** Opening Available data block **
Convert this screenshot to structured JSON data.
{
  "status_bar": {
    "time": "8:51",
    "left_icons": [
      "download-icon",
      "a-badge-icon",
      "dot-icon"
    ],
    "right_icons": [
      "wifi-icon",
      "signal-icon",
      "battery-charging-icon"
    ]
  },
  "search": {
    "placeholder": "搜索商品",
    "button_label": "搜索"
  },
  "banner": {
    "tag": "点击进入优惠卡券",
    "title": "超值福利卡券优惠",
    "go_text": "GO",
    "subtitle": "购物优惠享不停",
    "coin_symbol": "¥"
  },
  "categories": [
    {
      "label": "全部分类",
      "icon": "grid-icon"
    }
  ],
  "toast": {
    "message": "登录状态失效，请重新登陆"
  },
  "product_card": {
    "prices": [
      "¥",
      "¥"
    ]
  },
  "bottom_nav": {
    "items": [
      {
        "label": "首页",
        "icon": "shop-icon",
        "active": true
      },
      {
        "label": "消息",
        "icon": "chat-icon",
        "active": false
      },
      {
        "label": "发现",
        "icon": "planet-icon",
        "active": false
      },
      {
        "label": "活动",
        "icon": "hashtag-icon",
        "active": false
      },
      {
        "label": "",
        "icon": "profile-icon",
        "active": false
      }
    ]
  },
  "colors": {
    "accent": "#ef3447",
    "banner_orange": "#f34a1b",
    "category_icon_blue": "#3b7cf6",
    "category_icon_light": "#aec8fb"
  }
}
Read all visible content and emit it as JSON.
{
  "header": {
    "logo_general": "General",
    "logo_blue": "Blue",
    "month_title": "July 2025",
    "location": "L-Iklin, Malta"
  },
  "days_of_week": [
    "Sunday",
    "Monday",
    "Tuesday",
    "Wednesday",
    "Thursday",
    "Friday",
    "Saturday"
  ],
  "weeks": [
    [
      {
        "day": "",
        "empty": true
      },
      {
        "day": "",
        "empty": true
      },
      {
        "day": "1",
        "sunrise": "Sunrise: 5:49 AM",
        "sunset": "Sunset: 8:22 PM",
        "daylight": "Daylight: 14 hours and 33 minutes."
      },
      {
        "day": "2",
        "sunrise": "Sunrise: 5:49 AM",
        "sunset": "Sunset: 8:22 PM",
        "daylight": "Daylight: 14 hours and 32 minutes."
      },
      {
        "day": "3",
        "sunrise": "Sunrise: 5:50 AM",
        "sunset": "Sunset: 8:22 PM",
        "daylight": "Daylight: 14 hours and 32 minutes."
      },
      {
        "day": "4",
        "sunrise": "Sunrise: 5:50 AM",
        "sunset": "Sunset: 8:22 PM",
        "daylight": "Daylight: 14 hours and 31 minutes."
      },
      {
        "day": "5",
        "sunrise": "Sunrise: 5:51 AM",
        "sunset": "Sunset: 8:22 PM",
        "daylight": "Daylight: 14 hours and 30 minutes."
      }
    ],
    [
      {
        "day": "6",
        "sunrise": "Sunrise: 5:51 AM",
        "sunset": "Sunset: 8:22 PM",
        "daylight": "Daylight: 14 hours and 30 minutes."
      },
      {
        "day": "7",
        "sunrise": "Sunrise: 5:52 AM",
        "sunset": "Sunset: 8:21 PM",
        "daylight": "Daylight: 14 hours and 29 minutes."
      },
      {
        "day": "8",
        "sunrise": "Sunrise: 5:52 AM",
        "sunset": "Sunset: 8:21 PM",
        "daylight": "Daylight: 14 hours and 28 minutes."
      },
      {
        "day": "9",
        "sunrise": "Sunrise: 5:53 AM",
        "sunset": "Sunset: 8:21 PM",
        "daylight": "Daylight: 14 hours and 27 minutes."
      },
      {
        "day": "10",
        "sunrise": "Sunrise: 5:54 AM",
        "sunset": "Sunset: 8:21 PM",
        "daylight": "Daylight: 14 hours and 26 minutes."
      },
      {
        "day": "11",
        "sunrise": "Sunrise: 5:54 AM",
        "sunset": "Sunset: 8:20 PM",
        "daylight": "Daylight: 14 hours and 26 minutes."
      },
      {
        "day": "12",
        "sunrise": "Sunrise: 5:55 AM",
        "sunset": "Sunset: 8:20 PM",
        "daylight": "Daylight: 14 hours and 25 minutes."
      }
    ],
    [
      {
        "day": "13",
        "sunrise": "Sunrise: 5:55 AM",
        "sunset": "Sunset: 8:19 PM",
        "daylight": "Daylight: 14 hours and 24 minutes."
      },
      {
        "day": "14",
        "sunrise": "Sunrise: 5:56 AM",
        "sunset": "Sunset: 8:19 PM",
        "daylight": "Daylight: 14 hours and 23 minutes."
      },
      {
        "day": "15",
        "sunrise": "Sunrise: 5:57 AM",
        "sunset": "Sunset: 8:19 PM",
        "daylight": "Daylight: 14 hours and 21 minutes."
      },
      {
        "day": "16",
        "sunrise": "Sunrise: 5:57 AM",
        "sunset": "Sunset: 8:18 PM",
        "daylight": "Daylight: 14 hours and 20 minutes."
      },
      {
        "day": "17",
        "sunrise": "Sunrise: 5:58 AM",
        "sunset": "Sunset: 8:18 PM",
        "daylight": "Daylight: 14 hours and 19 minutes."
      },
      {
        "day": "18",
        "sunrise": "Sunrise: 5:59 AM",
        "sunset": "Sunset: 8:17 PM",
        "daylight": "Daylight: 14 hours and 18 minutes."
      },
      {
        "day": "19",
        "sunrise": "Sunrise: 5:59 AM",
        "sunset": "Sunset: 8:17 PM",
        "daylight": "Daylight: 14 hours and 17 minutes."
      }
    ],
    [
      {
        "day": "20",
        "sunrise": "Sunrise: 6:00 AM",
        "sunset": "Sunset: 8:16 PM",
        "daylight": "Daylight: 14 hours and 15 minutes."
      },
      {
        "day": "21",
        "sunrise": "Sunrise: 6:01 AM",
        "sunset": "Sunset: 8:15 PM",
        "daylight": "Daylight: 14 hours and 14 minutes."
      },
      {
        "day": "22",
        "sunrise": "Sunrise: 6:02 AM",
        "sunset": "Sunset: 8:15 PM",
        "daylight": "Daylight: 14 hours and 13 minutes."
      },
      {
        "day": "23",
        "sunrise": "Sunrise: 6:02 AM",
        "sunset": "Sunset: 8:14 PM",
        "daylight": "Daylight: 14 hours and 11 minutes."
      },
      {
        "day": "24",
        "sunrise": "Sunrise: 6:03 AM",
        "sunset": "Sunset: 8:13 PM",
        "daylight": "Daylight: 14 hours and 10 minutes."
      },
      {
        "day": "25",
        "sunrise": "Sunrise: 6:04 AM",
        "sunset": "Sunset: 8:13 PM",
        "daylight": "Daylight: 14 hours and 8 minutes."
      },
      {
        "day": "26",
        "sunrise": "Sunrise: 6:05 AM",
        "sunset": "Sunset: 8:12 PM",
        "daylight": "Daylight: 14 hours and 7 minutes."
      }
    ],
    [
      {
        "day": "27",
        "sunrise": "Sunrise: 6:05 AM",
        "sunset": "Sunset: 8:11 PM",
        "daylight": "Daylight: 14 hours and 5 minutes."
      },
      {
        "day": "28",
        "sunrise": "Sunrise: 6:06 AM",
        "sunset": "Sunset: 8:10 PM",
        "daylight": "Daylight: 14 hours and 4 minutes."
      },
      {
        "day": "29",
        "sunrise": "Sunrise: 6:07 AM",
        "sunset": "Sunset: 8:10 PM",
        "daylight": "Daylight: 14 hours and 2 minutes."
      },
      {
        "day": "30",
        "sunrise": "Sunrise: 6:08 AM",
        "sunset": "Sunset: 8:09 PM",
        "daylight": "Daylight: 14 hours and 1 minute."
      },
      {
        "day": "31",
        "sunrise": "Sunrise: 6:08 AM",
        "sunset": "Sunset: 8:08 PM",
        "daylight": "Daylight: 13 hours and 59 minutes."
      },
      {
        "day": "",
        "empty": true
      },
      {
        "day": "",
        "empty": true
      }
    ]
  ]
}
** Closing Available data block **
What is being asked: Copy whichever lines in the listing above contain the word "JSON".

Exercise solution:
Convert this screenshot to structured JSON data.
Read all visible content and emit it as JSON.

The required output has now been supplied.